## WORK TO COMPLETE
Read the data, and whenever a line holds the word "children", report that line.

## DATA SHOWN
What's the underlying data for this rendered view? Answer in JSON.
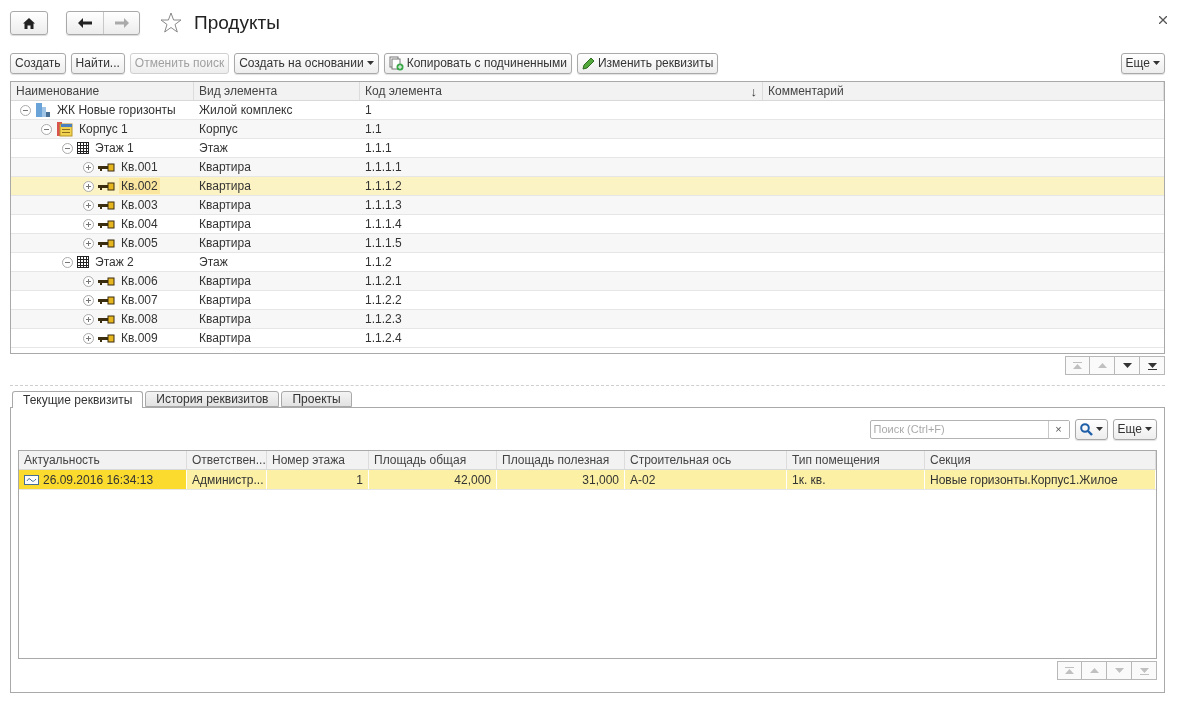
{
  "window": {
    "title": "Продукты",
    "favorite": false
  },
  "toolbar": {
    "buttons": [
      {
        "label": "Создать",
        "kind": "plain",
        "disabled": false
      },
      {
        "label": "Найти...",
        "kind": "plain",
        "disabled": false
      },
      {
        "label": "Отменить поиск",
        "kind": "plain",
        "disabled": true
      },
      {
        "label": "Создать на основании",
        "kind": "dropdown",
        "disabled": false
      },
      {
        "label": "Копировать с подчиненными",
        "kind": "copy",
        "disabled": false
      },
      {
        "label": "Изменить реквизиты",
        "kind": "edit",
        "disabled": false
      }
    ],
    "more": "Еще"
  },
  "tree": {
    "columns": [
      {
        "title": "Наименование"
      },
      {
        "title": "Вид элемента"
      },
      {
        "title": "Код элемента",
        "sort_indicator": "↓"
      },
      {
        "title": "Комментарий"
      }
    ],
    "rows": [
      {
        "name": "ЖК Новые горизонты",
        "type": "Жилой комплекс",
        "code": "1",
        "kind": "complex",
        "expanded": true,
        "selected": false,
        "children": [
          {
            "name": "Корпус 1",
            "type": "Корпус",
            "code": "1.1",
            "kind": "building",
            "expanded": true,
            "selected": false,
            "children": [
              {
                "name": "Этаж 1",
                "type": "Этаж",
                "code": "1.1.1",
                "kind": "floor",
                "expanded": true,
                "selected": false,
                "children": [
                  {
                    "name": "Кв.001",
                    "type": "Квартира",
                    "code": "1.1.1.1",
                    "kind": "apartment",
                    "expanded": false,
                    "selected": false
                  },
                  {
                    "name": "Кв.002",
                    "type": "Квартира",
                    "code": "1.1.1.2",
                    "kind": "apartment",
                    "expanded": false,
                    "selected": true
                  },
                  {
                    "name": "Кв.003",
                    "type": "Квартира",
                    "code": "1.1.1.3",
                    "kind": "apartment",
                    "expanded": false,
                    "selected": false
                  },
                  {
                    "name": "Кв.004",
                    "type": "Квартира",
                    "code": "1.1.1.4",
                    "kind": "apartment",
                    "expanded": false,
                    "selected": false
                  },
                  {
                    "name": "Кв.005",
                    "type": "Квартира",
                    "code": "1.1.1.5",
                    "kind": "apartment",
                    "expanded": false,
                    "selected": false
                  }
                ]
              },
              {
                "name": "Этаж 2",
                "type": "Этаж",
                "code": "1.1.2",
                "kind": "floor",
                "expanded": true,
                "selected": false,
                "children": [
                  {
                    "name": "Кв.006",
                    "type": "Квартира",
                    "code": "1.1.2.1",
                    "kind": "apartment",
                    "expanded": false,
                    "selected": false
                  },
                  {
                    "name": "Кв.007",
                    "type": "Квартира",
                    "code": "1.1.2.2",
                    "kind": "apartment",
                    "expanded": false,
                    "selected": false
                  },
                  {
                    "name": "Кв.008",
                    "type": "Квартира",
                    "code": "1.1.2.3",
                    "kind": "apartment",
                    "expanded": false,
                    "selected": false
                  },
                  {
                    "name": "Кв.009",
                    "type": "Квартира",
                    "code": "1.1.2.4",
                    "kind": "apartment",
                    "expanded": false,
                    "selected": false
                  }
                ]
              }
            ]
          }
        ]
      }
    ],
    "nav_buttons": [
      {
        "kind": "first",
        "disabled": true
      },
      {
        "kind": "prev",
        "disabled": true
      },
      {
        "kind": "next",
        "disabled": false
      },
      {
        "kind": "last",
        "disabled": false
      }
    ]
  },
  "tabs": [
    {
      "label": "Текущие реквизиты",
      "selected": true
    },
    {
      "label": "История реквизитов",
      "selected": false
    },
    {
      "label": "Проекты",
      "selected": false
    }
  ],
  "details": {
    "search": {
      "placeholder": "Поиск (Ctrl+F)",
      "clear": "×"
    },
    "more": "Еще",
    "columns": [
      {
        "title": "Актуальность",
        "kind": "text"
      },
      {
        "title": "Ответствен...",
        "kind": "text"
      },
      {
        "title": "Номер этажа",
        "kind": "number"
      },
      {
        "title": "Площадь общая",
        "kind": "number"
      },
      {
        "title": "Площадь полезная",
        "kind": "number"
      },
      {
        "title": "Строительная ось",
        "kind": "text"
      },
      {
        "title": "Тип помещения",
        "kind": "text"
      },
      {
        "title": "Секция",
        "kind": "text"
      }
    ],
    "rows": [
      {
        "selected": true,
        "cells": [
          "26.09.2016 16:34:13",
          "Администр...",
          "1",
          "42,000",
          "31,000",
          "А-02",
          "1к. кв.",
          "Новые горизонты.Корпус1.Жилое"
        ]
      }
    ],
    "nav_buttons": [
      {
        "kind": "first",
        "disabled": true
      },
      {
        "kind": "prev",
        "disabled": true
      },
      {
        "kind": "next",
        "disabled": true
      },
      {
        "kind": "last",
        "disabled": true
      }
    ]
  }
}
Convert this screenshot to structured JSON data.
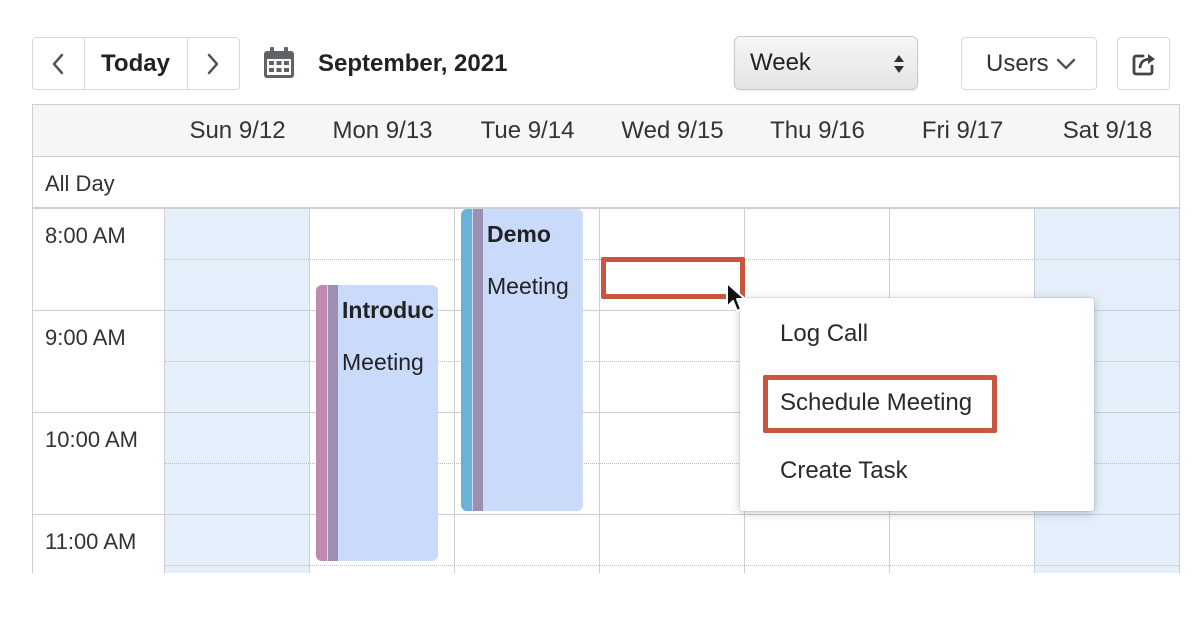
{
  "toolbar": {
    "prev_icon": "chevron-left-icon",
    "today_label": "Today",
    "next_icon": "chevron-right-icon",
    "calendar_icon": "calendar-icon",
    "month_label": "September, 2021",
    "view_select": {
      "value": "Week",
      "icon": "up-down-arrows-icon"
    },
    "users_label": "Users",
    "users_icon": "chevron-down-icon",
    "export_icon": "share-export-icon"
  },
  "calendar": {
    "days": [
      "Sun 9/12",
      "Mon 9/13",
      "Tue 9/14",
      "Wed 9/15",
      "Thu 9/16",
      "Fri 9/17",
      "Sat 9/18"
    ],
    "all_day_label": "All Day",
    "times": [
      "8:00 AM",
      "9:00 AM",
      "10:00 AM",
      "11:00 AM"
    ],
    "weekend_color": "#e4effb",
    "events": [
      {
        "title": "Introduc",
        "type": "Meeting",
        "day": "Mon 9/13",
        "start": "8:30 AM",
        "end": "11:30 AM",
        "color": "#c9dafa",
        "stripe_colors": [
          "#c08ab0",
          "#9b90b0"
        ]
      },
      {
        "title": "Demo",
        "type": "Meeting",
        "day": "Tue 9/14",
        "start": "8:00 AM",
        "end": "11:00 AM",
        "color": "#c9dafa",
        "stripe_colors": [
          "#6bb2d8",
          "#9b90b0"
        ]
      }
    ]
  },
  "context_menu": {
    "items": [
      "Log Call",
      "Schedule Meeting",
      "Create Task"
    ],
    "highlighted": "Schedule Meeting",
    "highlight_color": "#c9553f"
  }
}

## SOLUTION
        "children": [
            "children": [
                "children": [
                "children": [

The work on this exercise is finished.